__Description of the task__: The word to look for is "Zone". Report every line of the entries below that has it.
══ Data for review
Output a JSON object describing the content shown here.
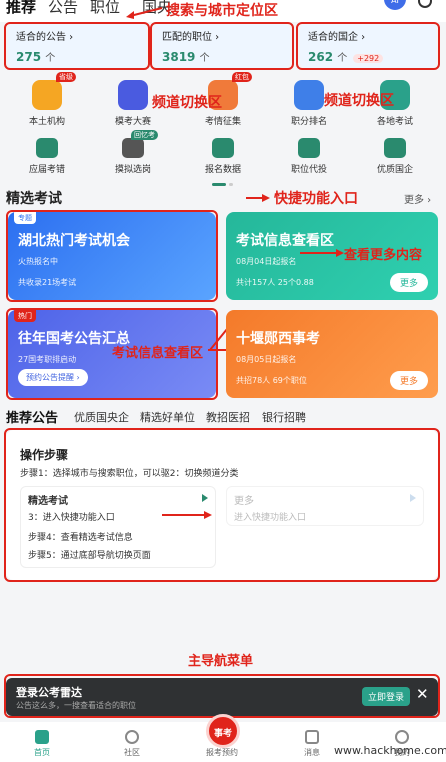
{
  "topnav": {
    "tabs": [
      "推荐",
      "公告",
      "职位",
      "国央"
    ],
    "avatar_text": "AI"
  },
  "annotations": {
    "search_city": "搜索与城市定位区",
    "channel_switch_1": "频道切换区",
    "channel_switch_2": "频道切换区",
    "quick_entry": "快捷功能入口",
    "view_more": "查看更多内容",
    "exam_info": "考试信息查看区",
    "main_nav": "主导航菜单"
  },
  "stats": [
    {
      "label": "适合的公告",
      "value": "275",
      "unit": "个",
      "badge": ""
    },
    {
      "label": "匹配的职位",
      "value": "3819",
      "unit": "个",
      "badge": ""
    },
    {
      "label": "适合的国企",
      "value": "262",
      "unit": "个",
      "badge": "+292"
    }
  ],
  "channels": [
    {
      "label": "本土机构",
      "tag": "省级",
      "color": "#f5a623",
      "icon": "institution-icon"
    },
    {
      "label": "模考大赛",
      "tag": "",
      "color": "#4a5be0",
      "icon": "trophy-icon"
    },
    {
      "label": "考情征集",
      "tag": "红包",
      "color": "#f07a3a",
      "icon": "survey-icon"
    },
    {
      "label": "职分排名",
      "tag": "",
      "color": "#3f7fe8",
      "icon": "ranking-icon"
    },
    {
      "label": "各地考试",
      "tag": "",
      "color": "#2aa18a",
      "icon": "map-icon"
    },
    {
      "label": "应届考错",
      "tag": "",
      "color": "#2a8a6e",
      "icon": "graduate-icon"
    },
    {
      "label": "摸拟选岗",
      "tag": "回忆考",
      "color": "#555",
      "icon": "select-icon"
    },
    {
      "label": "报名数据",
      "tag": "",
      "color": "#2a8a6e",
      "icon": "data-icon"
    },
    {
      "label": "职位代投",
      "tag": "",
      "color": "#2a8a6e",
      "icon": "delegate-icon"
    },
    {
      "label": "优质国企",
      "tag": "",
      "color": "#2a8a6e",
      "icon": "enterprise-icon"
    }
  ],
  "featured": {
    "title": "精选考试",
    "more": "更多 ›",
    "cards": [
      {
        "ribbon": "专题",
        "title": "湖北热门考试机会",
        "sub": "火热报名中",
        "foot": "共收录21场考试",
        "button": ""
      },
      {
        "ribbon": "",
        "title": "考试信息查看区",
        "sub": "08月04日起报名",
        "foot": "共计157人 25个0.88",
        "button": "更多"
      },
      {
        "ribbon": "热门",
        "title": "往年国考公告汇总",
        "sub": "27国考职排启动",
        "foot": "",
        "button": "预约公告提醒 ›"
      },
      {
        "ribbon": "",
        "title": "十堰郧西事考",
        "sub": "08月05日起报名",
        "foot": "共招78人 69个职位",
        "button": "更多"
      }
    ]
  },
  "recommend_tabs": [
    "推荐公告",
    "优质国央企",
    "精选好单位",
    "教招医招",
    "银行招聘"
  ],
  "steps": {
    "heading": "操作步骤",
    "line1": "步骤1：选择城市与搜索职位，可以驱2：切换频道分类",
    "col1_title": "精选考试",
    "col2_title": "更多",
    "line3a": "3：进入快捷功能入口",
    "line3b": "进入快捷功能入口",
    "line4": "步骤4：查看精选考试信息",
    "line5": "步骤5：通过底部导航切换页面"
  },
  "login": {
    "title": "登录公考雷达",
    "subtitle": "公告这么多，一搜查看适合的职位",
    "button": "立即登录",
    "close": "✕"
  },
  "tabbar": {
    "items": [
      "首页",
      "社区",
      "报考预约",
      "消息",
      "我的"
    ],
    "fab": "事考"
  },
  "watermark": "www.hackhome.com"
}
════
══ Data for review
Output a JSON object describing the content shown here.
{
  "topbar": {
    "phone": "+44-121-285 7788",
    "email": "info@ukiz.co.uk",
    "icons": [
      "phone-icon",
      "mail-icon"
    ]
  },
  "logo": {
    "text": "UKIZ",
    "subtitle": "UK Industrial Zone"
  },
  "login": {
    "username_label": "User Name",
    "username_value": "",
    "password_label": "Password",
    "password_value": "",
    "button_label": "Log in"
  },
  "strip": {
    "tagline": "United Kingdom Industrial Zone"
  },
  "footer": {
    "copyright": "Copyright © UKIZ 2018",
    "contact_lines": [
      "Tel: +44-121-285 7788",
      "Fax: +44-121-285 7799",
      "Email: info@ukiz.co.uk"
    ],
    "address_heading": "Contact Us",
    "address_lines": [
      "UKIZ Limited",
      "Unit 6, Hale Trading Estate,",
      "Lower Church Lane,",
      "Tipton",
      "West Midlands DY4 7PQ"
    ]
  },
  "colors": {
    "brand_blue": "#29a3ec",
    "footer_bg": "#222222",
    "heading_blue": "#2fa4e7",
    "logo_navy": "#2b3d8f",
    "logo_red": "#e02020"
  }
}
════
__Completed task__:
    "subtitle": "UK Industrial Zone"
    "tagline": "United Kingdom Industrial Zone"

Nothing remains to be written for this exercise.